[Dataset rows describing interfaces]
----
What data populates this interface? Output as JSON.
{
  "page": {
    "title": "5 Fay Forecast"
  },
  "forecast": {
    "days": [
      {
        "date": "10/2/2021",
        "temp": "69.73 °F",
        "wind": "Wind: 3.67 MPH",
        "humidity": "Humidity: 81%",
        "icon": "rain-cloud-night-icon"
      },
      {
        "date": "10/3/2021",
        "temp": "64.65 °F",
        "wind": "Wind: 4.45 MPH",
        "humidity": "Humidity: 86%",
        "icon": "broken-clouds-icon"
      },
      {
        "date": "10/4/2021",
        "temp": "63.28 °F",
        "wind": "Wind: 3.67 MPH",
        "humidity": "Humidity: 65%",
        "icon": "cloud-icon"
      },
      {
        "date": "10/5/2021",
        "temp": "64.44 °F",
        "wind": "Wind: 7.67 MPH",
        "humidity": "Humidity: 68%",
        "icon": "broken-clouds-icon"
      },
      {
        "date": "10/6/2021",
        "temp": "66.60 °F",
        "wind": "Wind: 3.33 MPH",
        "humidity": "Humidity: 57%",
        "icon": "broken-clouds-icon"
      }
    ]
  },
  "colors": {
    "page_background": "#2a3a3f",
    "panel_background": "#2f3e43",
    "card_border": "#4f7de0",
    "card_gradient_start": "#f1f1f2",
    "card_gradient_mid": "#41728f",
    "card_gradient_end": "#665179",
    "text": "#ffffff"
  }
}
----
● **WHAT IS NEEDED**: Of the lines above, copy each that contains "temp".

● **EXPECTED ANSWER**:
        "temp": "69.73 °F",
        "temp": "64.65 °F",
        "temp": "63.28 °F",
        "temp": "64.44 °F",
        "temp": "66.60 °F",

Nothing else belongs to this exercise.